▶ **REQUIREMENT**:
Write only the number of lines in the entries below that contain the string "Juli".

Data records for software interfaces:
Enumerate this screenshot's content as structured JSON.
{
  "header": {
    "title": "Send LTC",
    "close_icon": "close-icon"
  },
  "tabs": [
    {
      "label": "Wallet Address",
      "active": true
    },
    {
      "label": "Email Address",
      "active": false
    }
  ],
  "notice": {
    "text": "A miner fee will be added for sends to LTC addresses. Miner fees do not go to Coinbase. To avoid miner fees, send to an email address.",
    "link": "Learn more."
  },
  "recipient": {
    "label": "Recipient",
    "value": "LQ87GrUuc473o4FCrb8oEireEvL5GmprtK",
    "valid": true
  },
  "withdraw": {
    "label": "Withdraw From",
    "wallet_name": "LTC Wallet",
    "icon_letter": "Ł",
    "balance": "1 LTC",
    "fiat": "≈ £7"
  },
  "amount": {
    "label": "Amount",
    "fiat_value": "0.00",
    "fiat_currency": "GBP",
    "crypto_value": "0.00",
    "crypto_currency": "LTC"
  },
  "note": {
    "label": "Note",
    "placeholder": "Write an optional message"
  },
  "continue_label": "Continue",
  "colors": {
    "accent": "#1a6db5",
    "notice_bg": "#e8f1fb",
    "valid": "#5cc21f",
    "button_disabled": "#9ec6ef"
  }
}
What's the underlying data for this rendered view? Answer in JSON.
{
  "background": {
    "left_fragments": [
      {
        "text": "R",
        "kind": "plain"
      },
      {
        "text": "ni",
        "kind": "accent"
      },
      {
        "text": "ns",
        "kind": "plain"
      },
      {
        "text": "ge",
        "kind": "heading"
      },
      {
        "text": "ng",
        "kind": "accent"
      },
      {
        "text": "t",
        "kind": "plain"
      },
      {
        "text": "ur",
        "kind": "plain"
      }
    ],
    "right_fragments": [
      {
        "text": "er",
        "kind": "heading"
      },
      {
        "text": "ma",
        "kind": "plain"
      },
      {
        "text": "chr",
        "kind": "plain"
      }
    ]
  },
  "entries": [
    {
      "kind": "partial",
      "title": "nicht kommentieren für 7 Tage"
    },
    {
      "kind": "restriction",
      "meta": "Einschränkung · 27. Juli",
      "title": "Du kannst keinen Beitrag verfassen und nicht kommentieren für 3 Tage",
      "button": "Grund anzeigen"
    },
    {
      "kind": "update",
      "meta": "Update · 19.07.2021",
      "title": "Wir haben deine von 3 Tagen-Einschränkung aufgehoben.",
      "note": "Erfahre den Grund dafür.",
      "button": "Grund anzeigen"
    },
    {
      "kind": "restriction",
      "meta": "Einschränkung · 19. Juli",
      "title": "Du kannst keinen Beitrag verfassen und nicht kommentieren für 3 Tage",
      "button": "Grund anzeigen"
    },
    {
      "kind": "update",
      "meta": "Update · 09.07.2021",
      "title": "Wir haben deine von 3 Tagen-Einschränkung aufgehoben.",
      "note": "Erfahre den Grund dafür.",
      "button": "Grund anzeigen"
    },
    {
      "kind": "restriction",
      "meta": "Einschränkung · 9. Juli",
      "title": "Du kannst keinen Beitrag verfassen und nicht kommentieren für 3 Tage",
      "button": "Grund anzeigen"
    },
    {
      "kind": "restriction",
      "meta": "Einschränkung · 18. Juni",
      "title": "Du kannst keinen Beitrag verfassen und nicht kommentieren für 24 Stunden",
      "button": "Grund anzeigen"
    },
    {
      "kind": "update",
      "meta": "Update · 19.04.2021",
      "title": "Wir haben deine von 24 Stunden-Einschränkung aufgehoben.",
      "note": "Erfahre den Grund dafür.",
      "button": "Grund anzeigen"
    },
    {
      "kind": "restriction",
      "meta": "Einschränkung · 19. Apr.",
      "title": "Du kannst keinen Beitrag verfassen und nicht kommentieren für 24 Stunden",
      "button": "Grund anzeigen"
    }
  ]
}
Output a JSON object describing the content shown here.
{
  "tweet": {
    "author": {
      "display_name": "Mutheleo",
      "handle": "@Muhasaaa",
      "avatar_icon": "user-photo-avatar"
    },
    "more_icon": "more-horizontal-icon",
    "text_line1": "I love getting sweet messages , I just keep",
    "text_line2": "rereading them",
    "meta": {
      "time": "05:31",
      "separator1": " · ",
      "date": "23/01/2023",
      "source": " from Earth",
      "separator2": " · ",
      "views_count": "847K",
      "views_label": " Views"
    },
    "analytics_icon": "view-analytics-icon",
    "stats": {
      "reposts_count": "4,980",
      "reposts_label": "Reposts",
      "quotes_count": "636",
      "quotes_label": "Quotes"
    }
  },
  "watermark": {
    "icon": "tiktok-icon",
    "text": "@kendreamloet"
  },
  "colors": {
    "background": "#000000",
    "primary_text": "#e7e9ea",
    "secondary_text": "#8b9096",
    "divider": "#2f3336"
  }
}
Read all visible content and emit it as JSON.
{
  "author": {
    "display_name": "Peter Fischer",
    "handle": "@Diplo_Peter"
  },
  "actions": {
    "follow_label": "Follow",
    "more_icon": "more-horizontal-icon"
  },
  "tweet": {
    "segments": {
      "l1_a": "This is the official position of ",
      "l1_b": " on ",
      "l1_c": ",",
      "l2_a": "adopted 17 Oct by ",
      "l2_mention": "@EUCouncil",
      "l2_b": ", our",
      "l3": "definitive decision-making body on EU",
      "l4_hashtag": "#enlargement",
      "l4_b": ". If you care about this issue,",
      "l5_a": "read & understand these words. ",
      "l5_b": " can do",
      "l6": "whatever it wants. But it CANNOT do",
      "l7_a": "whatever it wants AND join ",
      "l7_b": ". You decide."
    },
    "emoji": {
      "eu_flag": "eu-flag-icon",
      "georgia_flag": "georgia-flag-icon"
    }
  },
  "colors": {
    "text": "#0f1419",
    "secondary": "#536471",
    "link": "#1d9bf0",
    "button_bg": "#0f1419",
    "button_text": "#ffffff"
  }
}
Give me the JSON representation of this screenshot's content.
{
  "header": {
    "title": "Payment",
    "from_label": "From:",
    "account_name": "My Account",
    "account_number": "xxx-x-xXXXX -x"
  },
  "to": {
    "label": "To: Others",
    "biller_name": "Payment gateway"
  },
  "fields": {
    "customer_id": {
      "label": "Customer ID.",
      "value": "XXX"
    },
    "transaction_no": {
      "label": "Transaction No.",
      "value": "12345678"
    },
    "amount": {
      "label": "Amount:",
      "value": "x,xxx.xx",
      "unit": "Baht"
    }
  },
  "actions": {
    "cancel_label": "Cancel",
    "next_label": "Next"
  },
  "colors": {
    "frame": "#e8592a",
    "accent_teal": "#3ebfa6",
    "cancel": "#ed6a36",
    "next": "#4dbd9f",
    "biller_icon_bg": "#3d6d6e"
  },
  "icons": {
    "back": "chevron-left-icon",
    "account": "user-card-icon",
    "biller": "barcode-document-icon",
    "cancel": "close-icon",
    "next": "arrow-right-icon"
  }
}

▶ **EXERCISE OUTPUT**:
3